Civil Rights in Tennessee
The Nashville sit-ins were part of a nonviolent direct action campaign to end racial segregation at lunch counters in Nashville, Tennessee. The initial sit-in campaign, coordinated by the Nashville Student Movement and Nashville Christian Leadership Council, lasted from February to May 1960 and was notable for its early success and emphasis on disciplined nonviolence. Though the initial campaign desegregated the downtown lunch counters, sit-ins, pickets, and protests against other segregated facilities continued in Nashville until passage of the Civil Rights Act of 1964 which ended overt, legally-sanctioned segregation nationwide. Many of the organisers of the Nashville sit-ins went on to become important leaders in the U.S. Civil Rights Movement.
Rev. James Lawson invited Martin Luther King Jr. to Memphis, Tennessee, in March 1968 to support a strike by sanitation workers. They had launched a campaign for union representation after two workers were accidentally killed on the job.
A day after delivering his famous "Mountaintop" sermon at Lawson's church, King was assassinated on April 4, 1968. Riots broke out in more than 110 cities across the United States in the days that followed, notably in Chicago, Baltimore, and in Washington, D.C. The damage done in many cities destroyed black businesses.
The day before King's funeral, April 8, Coretta Scott King and three of the King children led 20,000 marchers through the streets of Memphis, holding signs that read, "Honor King: End Racism" and "Union Justice Now". National Guardsmen lined the streets, perched on M-48 tanks, bayonets mounted, with helicopters circling overhead. On April 9 Mrs. King led another 150,000 in a funeral procession through the streets of Atlanta. Her dignity revived courage and hope in many of the Movement's members, cementing her place as the new leader in the struggle for racial equality.

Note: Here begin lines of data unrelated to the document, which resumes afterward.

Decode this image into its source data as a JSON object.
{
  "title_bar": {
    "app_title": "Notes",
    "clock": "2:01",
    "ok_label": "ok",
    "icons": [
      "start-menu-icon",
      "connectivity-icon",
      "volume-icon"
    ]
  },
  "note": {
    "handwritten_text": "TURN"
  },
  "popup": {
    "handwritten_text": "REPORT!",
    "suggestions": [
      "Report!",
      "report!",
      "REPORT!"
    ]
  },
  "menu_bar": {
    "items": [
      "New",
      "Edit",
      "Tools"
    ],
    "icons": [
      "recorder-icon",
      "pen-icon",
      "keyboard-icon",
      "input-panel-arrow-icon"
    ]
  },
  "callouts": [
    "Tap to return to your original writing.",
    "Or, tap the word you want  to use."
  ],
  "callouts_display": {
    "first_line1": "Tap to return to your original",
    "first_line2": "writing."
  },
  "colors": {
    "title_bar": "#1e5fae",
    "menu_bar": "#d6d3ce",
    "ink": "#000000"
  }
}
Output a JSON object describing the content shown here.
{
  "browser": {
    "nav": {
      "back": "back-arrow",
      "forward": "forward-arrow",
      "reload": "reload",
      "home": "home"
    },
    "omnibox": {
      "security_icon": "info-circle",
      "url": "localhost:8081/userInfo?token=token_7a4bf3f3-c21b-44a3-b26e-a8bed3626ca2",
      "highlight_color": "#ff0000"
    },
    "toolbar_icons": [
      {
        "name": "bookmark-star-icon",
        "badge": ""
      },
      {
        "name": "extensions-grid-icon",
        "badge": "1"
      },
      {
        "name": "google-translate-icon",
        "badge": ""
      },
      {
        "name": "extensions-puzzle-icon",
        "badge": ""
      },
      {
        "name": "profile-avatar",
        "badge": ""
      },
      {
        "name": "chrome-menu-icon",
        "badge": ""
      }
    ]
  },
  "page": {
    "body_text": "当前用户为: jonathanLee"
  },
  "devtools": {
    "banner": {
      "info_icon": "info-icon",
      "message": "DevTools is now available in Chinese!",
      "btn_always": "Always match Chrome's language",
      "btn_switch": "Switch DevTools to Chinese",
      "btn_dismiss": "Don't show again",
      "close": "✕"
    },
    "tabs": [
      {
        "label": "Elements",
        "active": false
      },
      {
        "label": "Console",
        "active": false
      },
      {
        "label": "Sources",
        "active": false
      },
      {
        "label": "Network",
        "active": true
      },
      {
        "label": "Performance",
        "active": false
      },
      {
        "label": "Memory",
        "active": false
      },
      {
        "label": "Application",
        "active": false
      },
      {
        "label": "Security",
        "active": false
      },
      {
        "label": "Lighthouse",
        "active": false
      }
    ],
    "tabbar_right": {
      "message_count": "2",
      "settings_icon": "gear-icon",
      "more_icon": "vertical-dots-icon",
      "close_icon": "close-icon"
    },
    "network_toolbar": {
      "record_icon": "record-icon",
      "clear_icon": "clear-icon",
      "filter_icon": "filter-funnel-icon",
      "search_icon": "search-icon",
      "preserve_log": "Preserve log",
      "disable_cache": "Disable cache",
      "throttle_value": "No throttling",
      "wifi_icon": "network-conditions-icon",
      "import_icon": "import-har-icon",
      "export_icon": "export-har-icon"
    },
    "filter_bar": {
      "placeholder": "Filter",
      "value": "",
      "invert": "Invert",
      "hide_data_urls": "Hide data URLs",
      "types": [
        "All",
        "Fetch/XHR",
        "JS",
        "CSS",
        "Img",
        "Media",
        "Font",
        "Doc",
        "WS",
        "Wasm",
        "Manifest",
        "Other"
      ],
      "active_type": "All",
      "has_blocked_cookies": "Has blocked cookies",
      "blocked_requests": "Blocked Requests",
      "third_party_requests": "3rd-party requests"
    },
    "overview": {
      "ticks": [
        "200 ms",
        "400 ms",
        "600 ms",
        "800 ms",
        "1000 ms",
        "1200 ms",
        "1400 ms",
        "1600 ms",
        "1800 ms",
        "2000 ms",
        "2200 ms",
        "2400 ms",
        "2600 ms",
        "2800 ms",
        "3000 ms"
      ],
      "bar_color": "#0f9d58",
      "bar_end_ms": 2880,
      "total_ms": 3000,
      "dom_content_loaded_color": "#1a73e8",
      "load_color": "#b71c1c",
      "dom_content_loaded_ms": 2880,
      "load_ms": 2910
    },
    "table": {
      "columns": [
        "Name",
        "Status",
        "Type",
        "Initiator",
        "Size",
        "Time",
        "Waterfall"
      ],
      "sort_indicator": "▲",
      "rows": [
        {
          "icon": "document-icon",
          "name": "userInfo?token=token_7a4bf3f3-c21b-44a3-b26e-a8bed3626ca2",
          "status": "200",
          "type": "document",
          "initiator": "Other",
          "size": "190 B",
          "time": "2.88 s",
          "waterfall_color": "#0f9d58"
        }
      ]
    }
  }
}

National Civil Rights Museum, Memphis
The National Civil Rights Museum, at the historic Lorraine Motel in Memphis, is where civil rights leader Dr. Martin Luther King Jr. was assassinated. The Museum brings the movement to life, places events in a historical perspective and provides a focus of national rememberance. Since the Museum opened in 1991, close to 5-million visitors from around the world have come. Recognised as a center for civil rights and social change, the Museum is steadfast in its mission to share the culture and lessons from the Movement and explore how this significant era continues to shape equality and freedom globally.
Through interactive exhibits, historic collections, storytelling, dynamic speakers and events, the museum offers visitors a chance to walk through history and learn more about a tumultuous and inspiring perdiod of change. The Museum invites visitors to Join the Movement, take a stand and share your voice on issues that impact our society, our world.
The "Slavery and a Culture of Resistance" exhibit located in a large round room and is illuminated with maps and information about the Atlantic slave trade. Visitors can crouch into the hull of a slave ship and try to imagine what humans endured as part of the slave trade in the late 1700s. Step aboard a vintage bus and hear the altercation between a public transit system worker in Montgomery and Rosa Parks.
The 1963 March on Washington exhibit immerses the user into a life-like setting while an audio exverpt plays from Dr. Martin Luther King Jr.'s "I Have a Dream" speech.
Slave Haven Underground Railroad Museum, Memphis
Slave Haven Museum (or Burkle Estate as it is also known) is a white clapboard house built by Jacob Burkle in 1849. Rumour has is that this house on the Underground Railroad served as a way station for the runaway slaves. You can tour the house and visit the cellar where slaves used to wait to escape.